“These leaves are used in headache ointments,” she said, and handed me a few. They had a interesting, pleasantly medicinal smell. I asked her what the tree was called, but its name is the last thing I remember from that evening.
We were in the playground, waiting for the baby to tire herself out. The woman speaking was employed by my friend, for whom I was translating the conversation. She walked over and tore a bit of bark off the same tree. “This is used to make paper,” she said. “Where I come from, there’s nothing but these trees and maybe twenty houses, spread out far from each other.
“At night it’s pitch dark. By 6pm, my heart starts to palpitate. I can hardly sleep.”
“Didn’t you grow up there?” I asked. “How can you be so afraid? And what are you afraid of?”
“Ghosts,” she said. “I saw one when I was ten years old.”
Later, she would say that she didn’t normally tell people about these things. About how since she had seen that ghost, with its ghastly monkeylike face, she lived in nightly fear.
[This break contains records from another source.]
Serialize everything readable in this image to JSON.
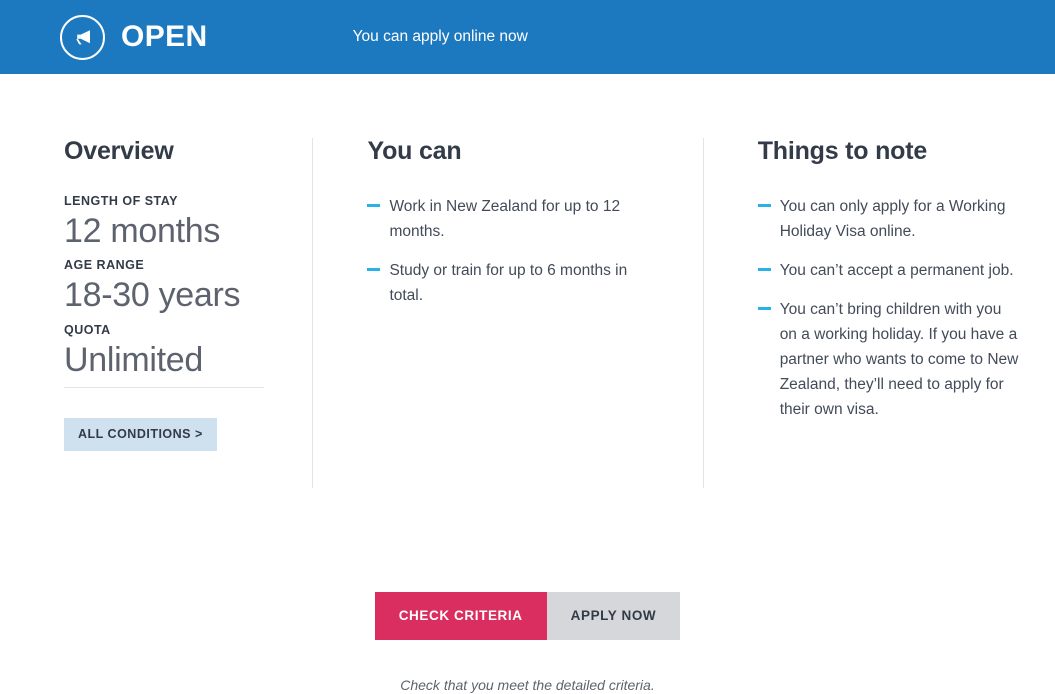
{
  "banner": {
    "icon": "megaphone-icon",
    "status": "OPEN",
    "note": "You can apply online now",
    "background_color": "#1d79bf"
  },
  "overview": {
    "title": "Overview",
    "facts": [
      {
        "label": "LENGTH OF STAY",
        "value": "12 months"
      },
      {
        "label": "AGE RANGE",
        "value": "18-30 years"
      },
      {
        "label": "QUOTA",
        "value": "Unlimited"
      }
    ],
    "conditions_button": "ALL CONDITIONS >",
    "conditions_button_color": "#cfe1ee"
  },
  "you_can": {
    "title": "You can",
    "bullets": [
      "Work in New Zealand for up to 12 months.",
      "Study or train for up to 6 months in total."
    ]
  },
  "things_to_note": {
    "title": "Things to note",
    "bullets": [
      "You can only apply for a Working Holiday Visa online.",
      "You can’t accept a permanent job.",
      "You can’t bring children with you on a working holiday. If you have a partner who wants to come to New Zealand, they’ll need to apply for their own visa."
    ]
  },
  "actions": {
    "primary_label": "CHECK CRITERIA",
    "secondary_label": "APPLY NOW",
    "caption": "Check that you meet the detailed criteria.",
    "primary_color": "#d92e5f",
    "secondary_color": "#d5d7da"
  },
  "accent_colors": {
    "bullet_dash": "#29b2e6",
    "heading": "#333a48",
    "divider": "#e3e3e5"
  }
}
About how some years after that, she developed the ability to channel deities, and exorcise the possessed – only in her case, it wasn’t so much an ability as an inability to resist being taken over. It always happened without her control, on two specific days of the week.
Later, I would also wonder why she had told this story at all – at 6pm on a Tuesday, no less.
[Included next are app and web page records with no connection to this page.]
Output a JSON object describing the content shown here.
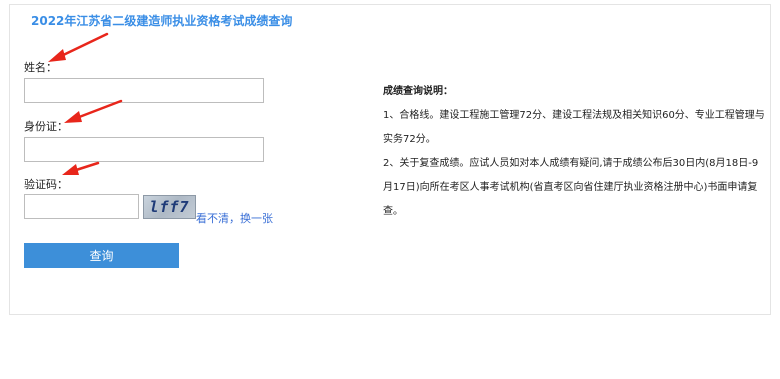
{
  "page": {
    "title": "2022年江苏省二级建造师执业资格考试成绩查询"
  },
  "form": {
    "name_label": "姓名：",
    "name_value": "",
    "id_label": "身份证：",
    "id_value": "",
    "captcha_label": "验证码：",
    "captcha_value": "",
    "captcha_text": "lff7",
    "refresh_label": "看不清，换一张",
    "submit_label": "查询"
  },
  "notes": {
    "heading": "成绩查询说明：",
    "item1": "1、合格线。建设工程施工管理72分、建设工程法规及相关知识60分、专业工程管理与实务72分。",
    "item2": "2、关于复查成绩。应试人员如对本人成绩有疑问,请于成绩公布后30日内(8月18日-9月17日)向所在考区人事考试机构(省直考区向省住建厅执业资格注册中心)书面申请复查。"
  },
  "colors": {
    "accent": "#3d8fd9",
    "title": "#3a8ee6",
    "arrow": "#e8261b"
  }
}
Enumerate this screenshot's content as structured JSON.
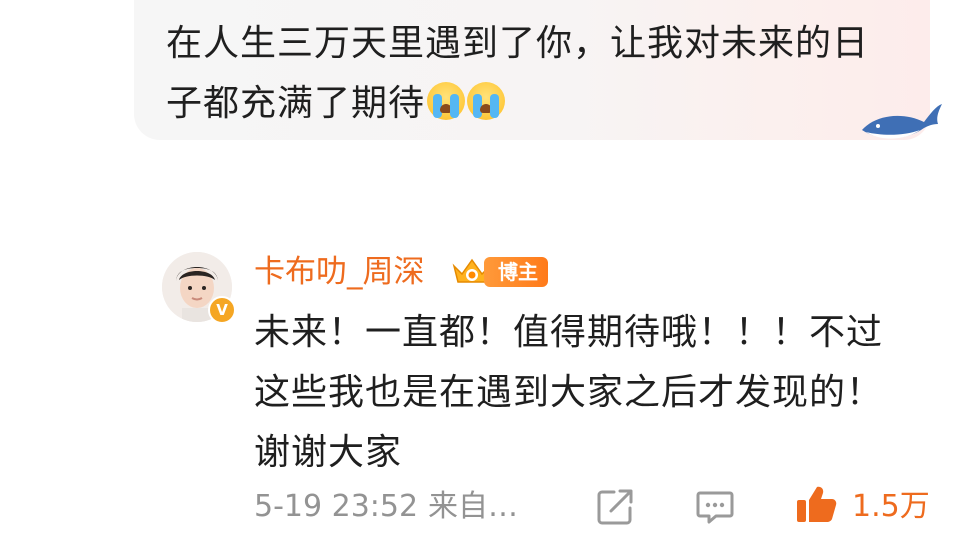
{
  "quoted_comment": {
    "text": "在人生三万天里遇到了你，让我对未来的日子都充满了期待",
    "emojis": [
      "crying-face-icon",
      "crying-face-icon"
    ]
  },
  "reply": {
    "username": "卡布叻_周深",
    "owner_tag": "博主",
    "text": "未来！一直都！值得期待哦！！！不过这些我也是在遇到大家之后才发现的！谢谢大家",
    "timestamp": "5-19 23:52",
    "source": "来自…",
    "like_count": "1.5万"
  },
  "colors": {
    "username": "#ee6b1e",
    "meta_text": "#939393",
    "like_active": "#ee6b1e"
  },
  "icons": {
    "share": "share-icon",
    "comment": "comment-icon",
    "like": "like-icon",
    "verified": "verified-badge-icon",
    "level": "crown-level-icon",
    "watermark": "whale-icon"
  }
}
It was the first her employer had heard of this side of her, and there were many questions. She carried on talking about her experience as a medium – but mostly, she talked about fear. Her fears seemed normal enough – fear of the dark, fear of spirits, fear of being in train stations at night, fears about negotiating life in this city as an unthreatening, working class woman.
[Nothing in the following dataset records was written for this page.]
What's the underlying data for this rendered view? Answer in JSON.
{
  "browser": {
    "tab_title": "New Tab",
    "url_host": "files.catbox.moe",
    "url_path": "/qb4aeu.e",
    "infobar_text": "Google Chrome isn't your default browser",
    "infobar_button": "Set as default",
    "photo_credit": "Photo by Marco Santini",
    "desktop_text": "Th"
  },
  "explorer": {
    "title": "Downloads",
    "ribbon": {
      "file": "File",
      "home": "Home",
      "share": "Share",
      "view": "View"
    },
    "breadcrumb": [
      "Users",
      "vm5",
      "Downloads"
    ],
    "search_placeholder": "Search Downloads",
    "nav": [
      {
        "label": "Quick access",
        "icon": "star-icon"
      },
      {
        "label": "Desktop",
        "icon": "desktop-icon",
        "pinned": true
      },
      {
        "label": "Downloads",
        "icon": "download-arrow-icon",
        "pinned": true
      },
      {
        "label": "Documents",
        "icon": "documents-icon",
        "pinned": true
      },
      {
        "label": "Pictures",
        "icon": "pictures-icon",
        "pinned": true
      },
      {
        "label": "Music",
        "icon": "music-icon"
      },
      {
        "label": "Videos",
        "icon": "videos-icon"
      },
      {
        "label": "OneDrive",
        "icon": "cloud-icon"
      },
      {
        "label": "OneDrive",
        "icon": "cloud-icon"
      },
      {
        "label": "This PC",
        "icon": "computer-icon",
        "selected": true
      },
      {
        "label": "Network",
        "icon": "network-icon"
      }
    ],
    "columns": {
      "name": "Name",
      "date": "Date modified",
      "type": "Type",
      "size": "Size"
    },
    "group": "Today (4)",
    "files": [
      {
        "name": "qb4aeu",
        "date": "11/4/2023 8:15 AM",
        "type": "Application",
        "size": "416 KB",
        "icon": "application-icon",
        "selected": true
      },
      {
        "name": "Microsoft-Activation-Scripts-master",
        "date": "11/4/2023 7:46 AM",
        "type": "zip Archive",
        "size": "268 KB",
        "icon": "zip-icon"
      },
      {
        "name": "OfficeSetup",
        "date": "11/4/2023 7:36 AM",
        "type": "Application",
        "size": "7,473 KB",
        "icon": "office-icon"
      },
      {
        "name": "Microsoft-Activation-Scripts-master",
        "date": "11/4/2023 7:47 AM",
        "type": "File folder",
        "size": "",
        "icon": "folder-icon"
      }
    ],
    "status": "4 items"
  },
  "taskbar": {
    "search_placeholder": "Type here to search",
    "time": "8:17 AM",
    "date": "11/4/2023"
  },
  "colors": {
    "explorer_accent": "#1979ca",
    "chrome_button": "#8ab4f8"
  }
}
At some point, she stopped me mid-translation. “I don’t want to talk now, I’m getting scared.” But it was too late. Even as we began to change the subject, she started to hyperventilate. Her slight body tensed and shuddered violently, her face contorted in anguish. I ran for the baby, thinking back on an incident from my own childhood in which a possessed woman had grabbed hold of me and flung me around like a crash test dummy. My friend put her arms around her until she calmed, sobbing. We left the playground as soon as we could.
There was only one thing about the possession that disturbed me, and disturbs me still: how a person of such power – a person who had the capacity to support her community as a healer – could have so little control over it. She was at the mercy of her own power. It had, in fact, turned on her.
And doesn’t this ring true for many of us? How easy it is to hide our own light, our own gifts, so as to get along with a hostile environment. But to get by on a mediocre life when one is meant for extraordinary things is to poison the self. On some level we are all maladjusted mediums. How many of the ghosts that besiege you are of your own killing?
An edited version appeared in The New Indian Express. “The Venus Flytrap” is my column in the Zeitgeist supplement. Previous columns can be found here.